Unlike his immediate predecessor, Barckow has a background and experience that is firmly technical. At university he studied international finance and economics, which he combined to pursue a career in accountancy after gaining a PhD from Paderborn University, Germany; his thesis bore the title: Accounting for derivative financial instruments and hedging strategies – a comparison of the requirements under German GAAP, FAS 133 and IAS 32/39.

While at DZ Bank he ran a project looking at accounting for derivatives in the early 2000s, and subsequently set up the IFRS desk for Deloitte in Germany, a position that led him to become part of the firm’s global IFRS leadership team.

In 2015 he took on the role of president of Germany’s Accounting Standards Committee. In the same year he also became a board member (and subsequently the vice chair) of the European Financial Reporting Advisory Group (EFRAG); he relinquished his EFRAG positions upon his IASB appointment. He is, of course, no stranger to the IASB, having been a member of its Accounting Standards Advisory Forum and Management Commentary Consultative Group.


The IASB is currently consulting on the shape of its future agenda. It published a request for information in March, setting out a series of questions that will help it set its agenda for the next five years from 2022.

This, to a certain extent, will inform Barckow’s future work. However, alongside this consultation, the trustees of the IFRS Foundation (the body that oversees the IASB’s work) is working to create a parallel board to set sustainability reporting standards. This work was referenced in the recent communique of the G7 finance finisters.

Barckow says: ‘The IASB has a financial reporting remit, but if we look at our framework, it says that we should concentrate on financial and other reporting, but without being specific about what “other” means.

‘The IASB’s focus generally is on the financial year and the outlook 12 months ahead, not 30 years ahead. This is why the trustees last year asked whether there was a need to consolidate the myriad of different sustainability frameworks – and if so, whether it was for the IFRS Foundation to take up the challenge. The feedback was overwhelmingly positive.’

Addressing convergence

There is also another challenge on the horizon. The convergence project with the FASB, the US standard-setter, may have come to an end, but there will be legacy issues that still need to be faced.

For instance, there is a strong move in the US to amend the joint standard on business combinations (IFRS 3) so that it reverts back to an amortisation method of accounting for goodwill; the majority of the IASB has so far believed that there is no pervasive evidence of overvaluations under the current system and so no need for change. This will be the subject of a joint meeting between the two boards in July.

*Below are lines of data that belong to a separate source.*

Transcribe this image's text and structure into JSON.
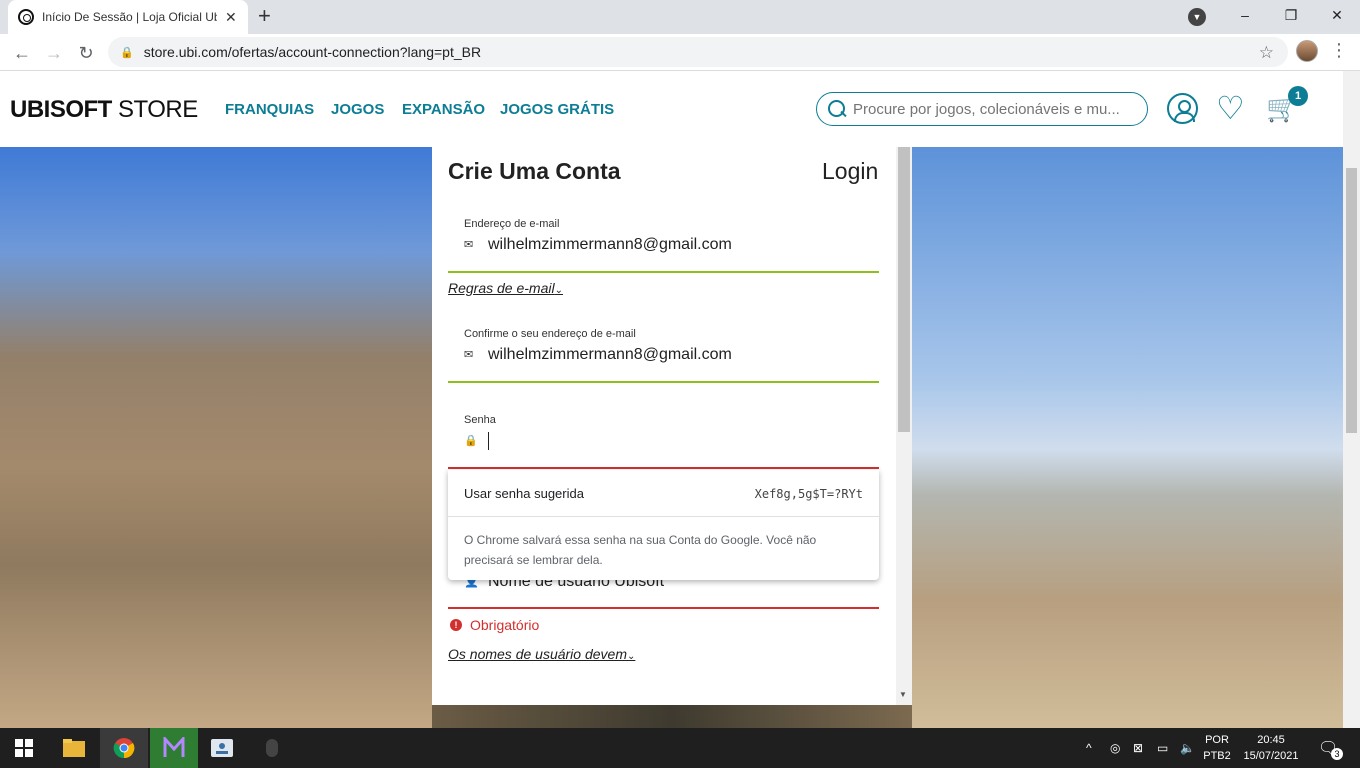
{
  "browser": {
    "tab_title": "Início De Sessão | Loja Oficial Ubi",
    "tab_close": "✕",
    "new_tab": "+",
    "url": "store.ubi.com/ofertas/account-connection?lang=pt_BR",
    "window_controls": [
      "–",
      "❐",
      "✕"
    ]
  },
  "header": {
    "logo_bold": "UBISOFT",
    "logo_light": "STORE",
    "nav": [
      "FRANQUIAS",
      "JOGOS",
      "EXPANSÃO",
      "JOGOS GRÁTIS"
    ],
    "search_placeholder": "Procure por jogos, colecionáveis e mu...",
    "cart_count": "1",
    "accent_color": "#0c7d95"
  },
  "form": {
    "title": "Crie Uma Conta",
    "login_link": "Login",
    "email": {
      "label": "Endereço de e-mail",
      "value": "wilhelmzimmermann8@gmail.com"
    },
    "email_rules": "Regras de e-mail",
    "confirm_email": {
      "label": "Confirme o seu endereço de e-mail",
      "value": "wilhelmzimmermann8@gmail.com"
    },
    "password": {
      "label": "Senha",
      "value": ""
    },
    "username_placeholder": "Nome de usuário Ubisoft",
    "required_error": "Obrigatório",
    "username_rules": "Os nomes de usuário devem",
    "valid_color": "#8fbf1f",
    "error_color": "#d32f2f"
  },
  "password_popup": {
    "use_suggested": "Usar senha sugerida",
    "suggested_password": "Xef8g,5g$T=?RYt",
    "info": "O Chrome salvará essa senha na sua Conta do Google. Você não precisará se lembrar dela."
  },
  "taskbar": {
    "lang_top": "POR",
    "lang_bottom": "PTB2",
    "time": "20:45",
    "date": "15/07/2021",
    "notifications": "3"
  }
}
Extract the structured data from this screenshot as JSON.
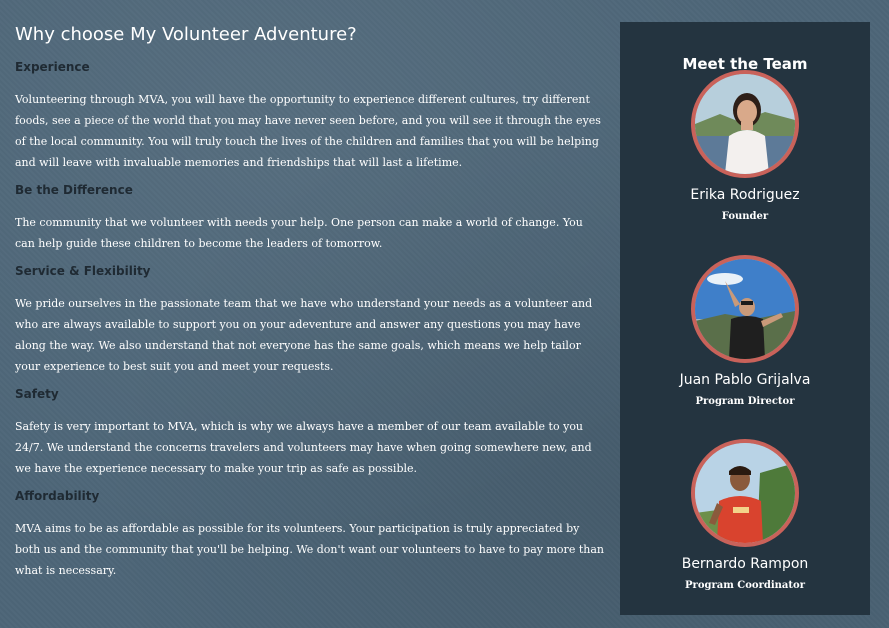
{
  "page": {
    "title": "Why choose My Volunteer Adventure?"
  },
  "sections": [
    {
      "heading": "Experience",
      "body": "Volunteering through MVA, you will have the opportunity to experience different cultures, try different foods, see a piece of the world that you may have never seen before, and you will see it through the eyes of the local community. You will truly touch the lives of the children and families that you will be helping and will leave with invaluable memories and friendships that will last a lifetime."
    },
    {
      "heading": "Be the Difference",
      "body": "The community that we volunteer with needs your help. One person can make a world of change. You can help guide these children to become the leaders of tomorrow."
    },
    {
      "heading": "Service & Flexibility",
      "body": "We pride ourselves in the passionate team that we have who understand your needs as a volunteer and who are always available to support you on your adeventure and answer any questions you may have along the way. We also understand that not everyone has the same goals, which means we help tailor your experience to best suit you and meet your requests."
    },
    {
      "heading": "Safety",
      "body": "Safety is very important to MVA, which is why we always have a member of our team available to you 24/7. We understand the concerns travelers and volunteers may have when going somewhere new, and we have the experience necessary to make your trip as safe as possible."
    },
    {
      "heading": "Affordability",
      "body": "MVA aims to be as affordable as possible for its volunteers. Your participation is truly appreciated by both us and the community that you'll be helping. We don't want our volunteers to have to pay more than what is necessary."
    }
  ],
  "sidebar": {
    "title": "Meet the Team",
    "members": [
      {
        "name": "Erika Rodriguez",
        "role": "Founder",
        "photo_icon": "person-photo"
      },
      {
        "name": "Juan Pablo Grijalva",
        "role": "Program Director",
        "photo_icon": "person-photo"
      },
      {
        "name": "Bernardo Rampon",
        "role": "Program Coordinator",
        "photo_icon": "person-photo"
      }
    ]
  },
  "colors": {
    "background": "#4d6678",
    "sidebar": "#243440",
    "avatar_border": "#c9625a",
    "heading": "#1f2a33",
    "text": "#ffffff"
  }
}
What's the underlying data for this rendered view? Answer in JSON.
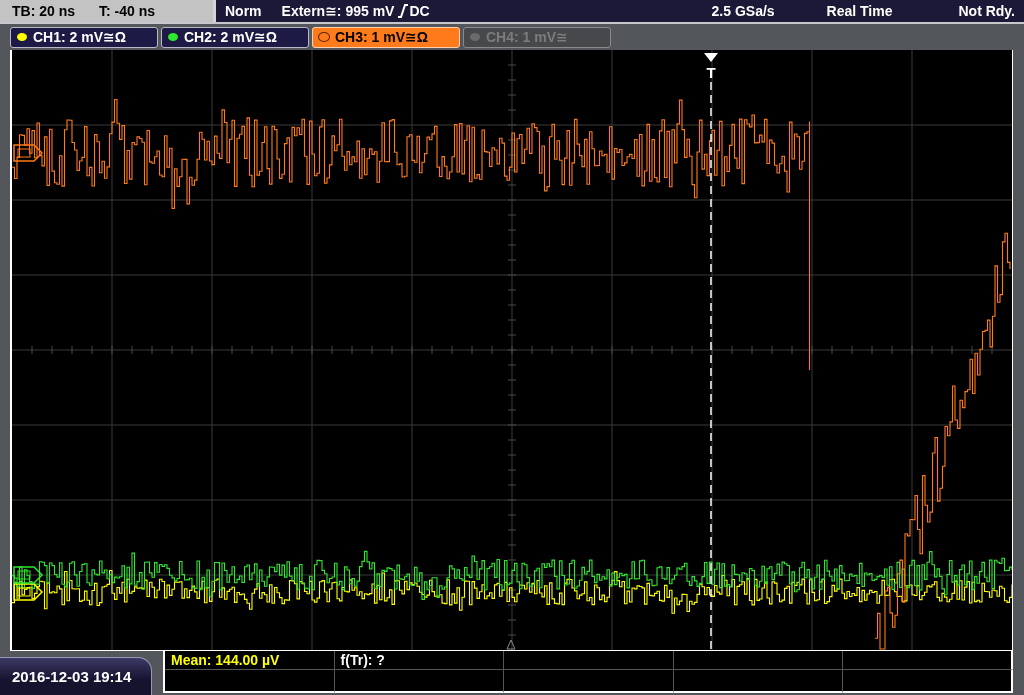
{
  "status_bar": {
    "timebase": "TB: 20 ns",
    "trigger_time": "T: -40 ns",
    "trigger_mode": "Norm",
    "trigger_source": "Extern≅: 995 mV",
    "coupling": "DC",
    "sample_rate": "2.5 GSa/s",
    "acquisition": "Real Time",
    "status": "Not Rdy."
  },
  "channels": [
    {
      "label": "CH1: 2 mV≅Ω",
      "color": "#ffff00",
      "selected": false,
      "disabled": false
    },
    {
      "label": "CH2: 2 mV≅Ω",
      "color": "#2ee82e",
      "selected": false,
      "disabled": false
    },
    {
      "label": "CH3: 1 mV≅Ω",
      "color": "#ff7a1a",
      "selected": true,
      "disabled": false
    },
    {
      "label": "CH4: 1 mV≅",
      "color": "#6a6a6a",
      "selected": false,
      "disabled": true
    }
  ],
  "display": {
    "trigger_label": "T"
  },
  "measurements": [
    {
      "text": "Mean: 144.00 µV",
      "kind": "measured"
    },
    {
      "text": "f(Tr): ?",
      "kind": "pending"
    }
  ],
  "timestamp": "2016-12-03 19:14"
}
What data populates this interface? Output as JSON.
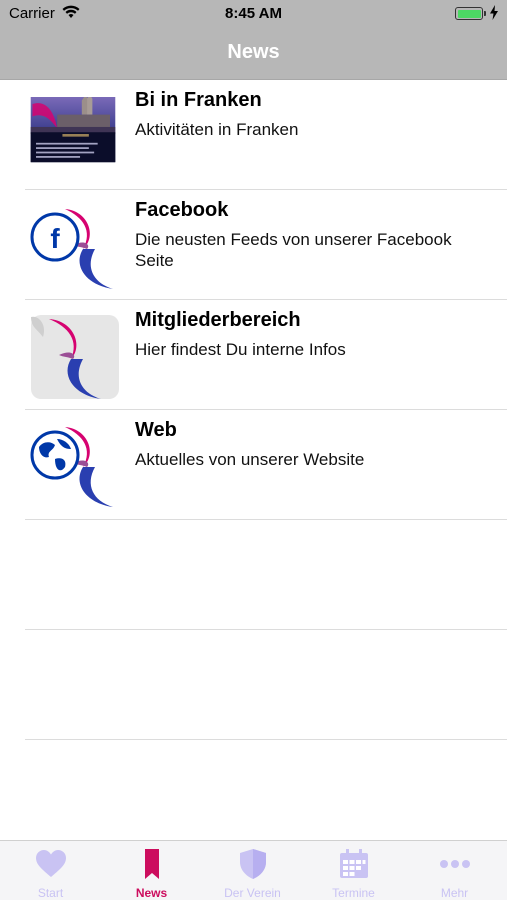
{
  "status": {
    "carrier": "Carrier",
    "time": "8:45 AM"
  },
  "nav": {
    "title": "News"
  },
  "rows": [
    {
      "title": "Bi in Franken",
      "subtitle": "Aktivitäten in Franken",
      "icon": "bi-in-franken-thumbnail"
    },
    {
      "title": "Facebook",
      "subtitle": "Die neusten Feeds von unserer Facebook Seite",
      "icon": "facebook-bi-logo-icon"
    },
    {
      "title": "Mitgliederbereich",
      "subtitle": "Hier findest Du interne Infos",
      "icon": "members-bi-logo-icon"
    },
    {
      "title": "Web",
      "subtitle": "Aktuelles von unserer Website",
      "icon": "globe-bi-logo-icon"
    }
  ],
  "tabs": [
    {
      "label": "Start",
      "icon": "heart-icon",
      "active": false
    },
    {
      "label": "News",
      "icon": "bookmark-icon",
      "active": true
    },
    {
      "label": "Der Verein",
      "icon": "shield-icon",
      "active": false
    },
    {
      "label": "Termine",
      "icon": "calendar-icon",
      "active": false
    },
    {
      "label": "Mehr",
      "icon": "more-dots-icon",
      "active": false
    }
  ],
  "colors": {
    "bar_gray": "#b7b7b7",
    "active_tab": "#cc0d5e",
    "inactive_tab": "#c9c3f3",
    "bi_pink": "#d60270",
    "bi_purple": "#9b4f96",
    "bi_blue": "#0038a8"
  }
}
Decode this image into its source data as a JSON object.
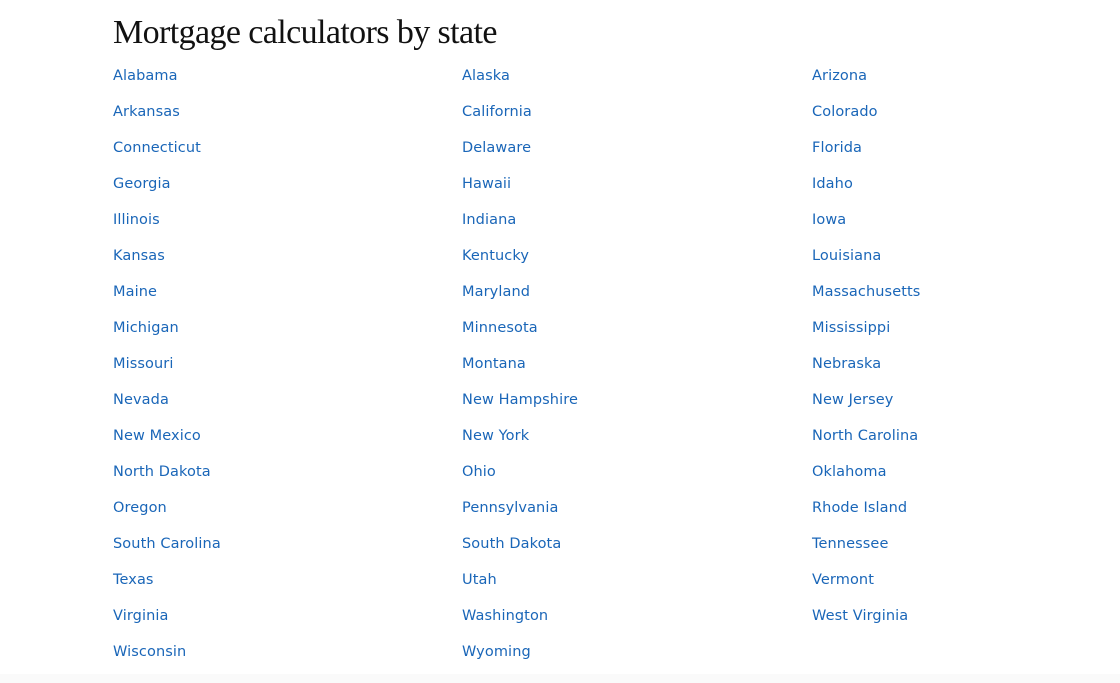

But on the wider issue of whether the accounting world could see a return to converged standards between the FASB and the IASB, Barckow says: ‘Never say never.’